Everyone in the audience is game for it though, as the host calls out the numbers, looking for any excuse to link a number to song, or a dirty joke. The number 69 never arrives, much to his (and the crowd's) disappointment, but the number 32 causes the DJ to stick on the Irish national anthem. Drawing number five leads to 'Mambo No.5'. And the number 90? Well...
What. A. Nightmare. Football songs? I’m breaking out in hives. pic.twitter.com/wWkkYKhZX1
— Rory Cashin (@roarEcashin) April 13, 2019
All in all, it is a well-oiled, highly entertaining machine, and one that has come a long way from Willam's first go of it.
"When we started it out, it was an all hands on deck endeavour," he says.
"It was random, mostly improvised and even we didn't know what the audience would think. I wore a top hat, a fur skin jacket and modelled the prizes while guiding the MC on what we were supposed to do next.
"Meanwhile, we all drank cans on stage and got the audience roaring with laughter. I still remember a small lady carrying one of the biggest TV from the 90s, we gave away that I had in my house for years. I think we also gave away a car clamp we found at the side of the street!
"We literally made it up as we went along. After the show we were completely burst but the amount of people asking us when we were doing it again was a sure sign that we were on to a winner!"
Half way through the night, the host informs us that the DJ will be taking over for a bit of a rave break. And that is exactly what we get.
Everyone is up on their feet, waving glowsticks, the drink is flowing, people are laughing and singing along, as the '90s rave music pounds through the room.
Trust the Irish to take something as wholesome and placid as bingo and turn it into a huge, fuck-off party.
It is clear that the formula has worked though, as the Bingo Loco team are now selling out in the UK, the US, Australia, and Canada. But the set-up, from the jokes to the song choices, seem embedded in shared Irish culture. Is that something that travels well?
"Very good question! The Irish connection is a very strong one and Irishness as a whole is quite big around the world," William tells us.
"One thing not to be underestimated is how passionate Irish people are about their own nationality when living or working overseas. In places like Sydney and Vancouver, we have huge Irish populations that flock to the show and love the Irish nature of it.
"However, as we are now getting more and more established in these locations, we are attracting an ever growing local population and as a result we've had to make the show a little more generic overseas. We want to ensure the Irish are happy but also that every ticket buyer gets the experience they deserve."

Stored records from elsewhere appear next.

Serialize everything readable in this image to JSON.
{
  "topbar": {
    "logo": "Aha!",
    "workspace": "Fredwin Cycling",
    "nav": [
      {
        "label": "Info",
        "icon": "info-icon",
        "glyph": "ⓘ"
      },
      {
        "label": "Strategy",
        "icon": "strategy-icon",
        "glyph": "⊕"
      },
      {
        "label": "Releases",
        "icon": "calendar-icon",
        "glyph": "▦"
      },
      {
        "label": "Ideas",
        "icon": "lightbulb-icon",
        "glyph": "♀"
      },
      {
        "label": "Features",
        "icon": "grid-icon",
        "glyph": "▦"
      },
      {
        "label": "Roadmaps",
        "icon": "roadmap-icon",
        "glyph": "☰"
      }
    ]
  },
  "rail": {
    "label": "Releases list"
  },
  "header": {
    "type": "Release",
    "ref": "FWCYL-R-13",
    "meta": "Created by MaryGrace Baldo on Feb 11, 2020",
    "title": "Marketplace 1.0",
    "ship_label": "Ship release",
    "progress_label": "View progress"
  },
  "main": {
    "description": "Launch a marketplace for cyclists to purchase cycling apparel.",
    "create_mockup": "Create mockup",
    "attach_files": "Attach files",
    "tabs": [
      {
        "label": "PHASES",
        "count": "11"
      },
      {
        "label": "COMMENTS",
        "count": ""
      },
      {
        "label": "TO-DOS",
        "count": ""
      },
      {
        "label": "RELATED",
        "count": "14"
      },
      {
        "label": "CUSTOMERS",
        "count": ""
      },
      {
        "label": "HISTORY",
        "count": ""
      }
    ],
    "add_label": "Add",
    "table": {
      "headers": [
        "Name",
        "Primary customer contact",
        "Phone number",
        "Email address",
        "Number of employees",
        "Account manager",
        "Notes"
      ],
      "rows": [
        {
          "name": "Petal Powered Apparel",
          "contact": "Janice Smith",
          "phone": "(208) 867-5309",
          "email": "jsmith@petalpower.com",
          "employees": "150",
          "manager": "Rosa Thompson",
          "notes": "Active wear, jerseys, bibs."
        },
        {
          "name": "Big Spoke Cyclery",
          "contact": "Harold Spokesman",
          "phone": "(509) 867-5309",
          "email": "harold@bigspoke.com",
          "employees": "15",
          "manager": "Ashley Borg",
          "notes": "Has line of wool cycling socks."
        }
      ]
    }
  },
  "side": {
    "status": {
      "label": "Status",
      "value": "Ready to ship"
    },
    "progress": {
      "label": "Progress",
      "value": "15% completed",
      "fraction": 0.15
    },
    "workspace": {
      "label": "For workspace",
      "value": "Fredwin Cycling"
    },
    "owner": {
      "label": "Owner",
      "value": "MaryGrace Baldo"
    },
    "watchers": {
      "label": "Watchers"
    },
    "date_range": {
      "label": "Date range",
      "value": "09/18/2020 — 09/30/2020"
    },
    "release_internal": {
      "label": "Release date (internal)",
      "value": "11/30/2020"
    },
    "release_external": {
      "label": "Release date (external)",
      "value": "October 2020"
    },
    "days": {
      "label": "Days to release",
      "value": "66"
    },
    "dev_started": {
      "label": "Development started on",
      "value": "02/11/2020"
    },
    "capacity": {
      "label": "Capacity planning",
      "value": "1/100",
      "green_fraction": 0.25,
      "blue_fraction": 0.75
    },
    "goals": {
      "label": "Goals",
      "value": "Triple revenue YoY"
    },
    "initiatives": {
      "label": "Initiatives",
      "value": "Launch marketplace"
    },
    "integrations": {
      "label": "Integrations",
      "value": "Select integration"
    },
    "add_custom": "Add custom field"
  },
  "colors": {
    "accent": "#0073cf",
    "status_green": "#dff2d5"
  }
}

The rave bit is over now, and we're back to the game.
People are sweating after the "dance break", but are no less enthused for the competition, and the winners. At one point, there are two winners at the same time, so they're both called to the stage to take part in a lip-sync. There were no funny numbers called for a little while, so the DJ just stuck on 'YMCA' and everyone lost their minds.
There can be only a handful of winners, but nobody really came here to win anything. The prize was the night out with a difference, to experience something unique, a communal sense that we were all a part of something awesome and cool and, even though the tickets can be bought by anyone (over 18), exclusive. There are many Bingo Loco nights, but this particular Bingo Loco night was ours.
As everyone files out, seeing that it is barely 11pm and technically our nights have just begun, the mass conversation begins as to where to go next. We posed the same question William.
"We have a lot of plans. Both here and abroad. We are now set up in Ireland, Canada, US, Australia and the UK. We've a few other plans coming, including an outdoor festival. However, how much I can talk about at the moment is limited, but you can be sure that it will be different and most definitely weird!"
Whatever it is, we'll be there, front row centre.